By PETER LEFTIE
Former electoral commission chief executive James Oswago on Wednesday accused investigative agencies of using him as a sacrificial lamb in the ‘Chickengate’ scandal.
An angry Mr Oswago said the Ethics and Anti-Corruption Commission (EACC), the Auditor General and the parliamentary Public Accounts Committee (PAC) conducted selective investigations into the scandal and the procurement of election materials by the Independent Electoral and Boundaries Commission (IEBC).
“This is a case of real persecution; sacrificing an individual as catharsis for public disillusionment and anger over the outcome of the 2013 General Election. This is a case of a determination to save IEBC and its leadership by offering the former CEO as a burnt offering/sacrifice,” Mr Oswago said at the Nairobi Club, accompanied by his lawyer, Mr Jotham Arwa.
He spoke a day after the EACC recommended criminal charges against him and three other people over the ‘Chickengate’ scandal.
The commission cleared IEBC chairman Issack Hassan of corruption allegations related to the scandal. But it called for Mr Oswago’s prosecution together with the local agent of the UK printing firm Smith & Ouzman, Mr Trevy Oyombra, Ms Hamida Ali Kibwana and Mr Kenneth Karani.
In a report forwarded to the office of the Director of Public Prosecutions (DPP), Mr Keriako Tobiko, the commission said it found “evidence of criminal culpability on the part of the four persons.”
Mr Tobiko said his “office would independently review the EACC report and make a decision based on the facts.”
On Wednesday, Mr Oswago accused the EACC of going against the rules of natural justice by refusing to accord him a hearing and maintained that he had never been asked to record a statement with the commission over the matter.

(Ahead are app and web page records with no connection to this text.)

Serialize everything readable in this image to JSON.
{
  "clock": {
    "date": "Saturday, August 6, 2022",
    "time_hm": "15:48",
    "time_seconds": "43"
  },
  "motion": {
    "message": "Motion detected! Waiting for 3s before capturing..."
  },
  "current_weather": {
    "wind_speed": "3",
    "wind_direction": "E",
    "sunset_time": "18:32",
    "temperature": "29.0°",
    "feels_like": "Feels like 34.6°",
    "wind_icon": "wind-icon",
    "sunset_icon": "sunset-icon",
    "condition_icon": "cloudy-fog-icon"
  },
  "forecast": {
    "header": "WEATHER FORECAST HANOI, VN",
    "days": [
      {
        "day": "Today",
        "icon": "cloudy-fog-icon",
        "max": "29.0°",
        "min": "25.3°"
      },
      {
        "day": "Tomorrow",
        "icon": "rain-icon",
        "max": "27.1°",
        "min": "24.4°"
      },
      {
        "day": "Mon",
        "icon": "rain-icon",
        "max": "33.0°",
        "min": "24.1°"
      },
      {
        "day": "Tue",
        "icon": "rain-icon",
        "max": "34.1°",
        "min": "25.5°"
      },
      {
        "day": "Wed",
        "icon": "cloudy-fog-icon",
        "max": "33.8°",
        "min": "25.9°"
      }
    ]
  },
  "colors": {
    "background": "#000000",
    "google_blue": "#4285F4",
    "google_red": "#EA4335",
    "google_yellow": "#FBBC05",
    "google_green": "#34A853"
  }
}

“I was invited to EACC on this matter. In the process of taking my statement, my counsel noted irregularities in the approach taken by the EACC. This was discussed extensively with the director responsible and it was agreed that these objections be recorded in a letter addressed to the CEO of the EACC. In the meantime, further interrogation would stop until the EACC responded to this letter,” he said.
“The following day, Arwa sent the letter to EACC. To date no response has come from EACC despite one or two reminders from the counsel. The undertaking by EACC was to stop the process and further interrogation until this matter was resolved. Indeed no further interrogation has taken place to date. All I hear is that Oswago should be taken to court,” he added.
Mr Oswago noted that the EACC had never given him an opportunity to see or respond to the allegations made against him and did not give him a chance to make a formal statement on the matter.
The EACC, however, maintained that Mr Oswago was questioned on March 4, last year, and his first statement recorded.
A second statement was taken on February 26, this year, the EACC head of Corporate Communications, Mr Kairichi Marimba, said.
“Mr Oswago was shown documents that were relevant for his interview and allowed to comment,” Mr Marimba said.